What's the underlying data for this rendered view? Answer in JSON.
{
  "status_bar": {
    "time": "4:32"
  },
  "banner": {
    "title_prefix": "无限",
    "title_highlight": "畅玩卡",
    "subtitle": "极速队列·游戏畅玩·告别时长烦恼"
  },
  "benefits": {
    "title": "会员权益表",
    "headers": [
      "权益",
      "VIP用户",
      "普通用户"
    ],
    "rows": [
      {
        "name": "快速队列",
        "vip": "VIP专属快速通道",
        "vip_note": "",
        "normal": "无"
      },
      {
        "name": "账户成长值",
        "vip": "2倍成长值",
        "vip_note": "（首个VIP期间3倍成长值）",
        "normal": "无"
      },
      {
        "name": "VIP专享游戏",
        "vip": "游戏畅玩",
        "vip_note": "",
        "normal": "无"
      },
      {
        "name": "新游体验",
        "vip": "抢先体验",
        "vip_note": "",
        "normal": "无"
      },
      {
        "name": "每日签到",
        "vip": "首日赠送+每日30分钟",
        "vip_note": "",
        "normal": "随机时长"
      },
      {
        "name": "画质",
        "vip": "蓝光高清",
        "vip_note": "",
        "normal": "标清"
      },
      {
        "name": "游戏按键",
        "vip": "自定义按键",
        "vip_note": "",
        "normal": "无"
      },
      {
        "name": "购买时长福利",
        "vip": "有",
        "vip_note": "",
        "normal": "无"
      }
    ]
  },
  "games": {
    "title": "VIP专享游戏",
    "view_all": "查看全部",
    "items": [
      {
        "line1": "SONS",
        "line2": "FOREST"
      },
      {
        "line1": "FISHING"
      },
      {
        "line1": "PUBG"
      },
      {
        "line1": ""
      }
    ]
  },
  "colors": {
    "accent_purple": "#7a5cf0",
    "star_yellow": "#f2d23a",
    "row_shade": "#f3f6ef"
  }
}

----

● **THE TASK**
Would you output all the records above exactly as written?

● **TASK SOLUTION**
What's the underlying data for this rendered view? Answer in JSON.
{
  "status_bar": {
    "time": "4:32"
  },
  "banner": {
    "title_prefix": "无限",
    "title_highlight": "畅玩卡",
    "subtitle": "极速队列·游戏畅玩·告别时长烦恼"
  },
  "benefits": {
    "title": "会员权益表",
    "headers": [
      "权益",
      "VIP用户",
      "普通用户"
    ],
    "rows": [
      {
        "name": "快速队列",
        "vip": "VIP专属快速通道",
        "vip_note": "",
        "normal": "无"
      },
      {
        "name": "账户成长值",
        "vip": "2倍成长值",
        "vip_note": "（首个VIP期间3倍成长值）",
        "normal": "无"
      },
      {
        "name": "VIP专享游戏",
        "vip": "游戏畅玩",
        "vip_note": "",
        "normal": "无"
      },
      {
        "name": "新游体验",
        "vip": "抢先体验",
        "vip_note": "",
        "normal": "无"
      },
      {
        "name": "每日签到",
        "vip": "首日赠送+每日30分钟",
        "vip_note": "",
        "normal": "随机时长"
      },
      {
        "name": "画质",
        "vip": "蓝光高清",
        "vip_note": "",
        "normal": "标清"
      },
      {
        "name": "游戏按键",
        "vip": "自定义按键",
        "vip_note": "",
        "normal": "无"
      },
      {
        "name": "购买时长福利",
        "vip": "有",
        "vip_note": "",
        "normal": "无"
      }
    ]
  },
  "games": {
    "title": "VIP专享游戏",
    "view_all": "查看全部",
    "items": [
      {
        "line1": "SONS",
        "line2": "FOREST"
      },
      {
        "line1": "FISHING"
      },
      {
        "line1": "PUBG"
      },
      {
        "line1": ""
      }
    ]
  },
  "colors": {
    "accent_purple": "#7a5cf0",
    "star_yellow": "#f2d23a",
    "row_shade": "#f3f6ef"
  }
}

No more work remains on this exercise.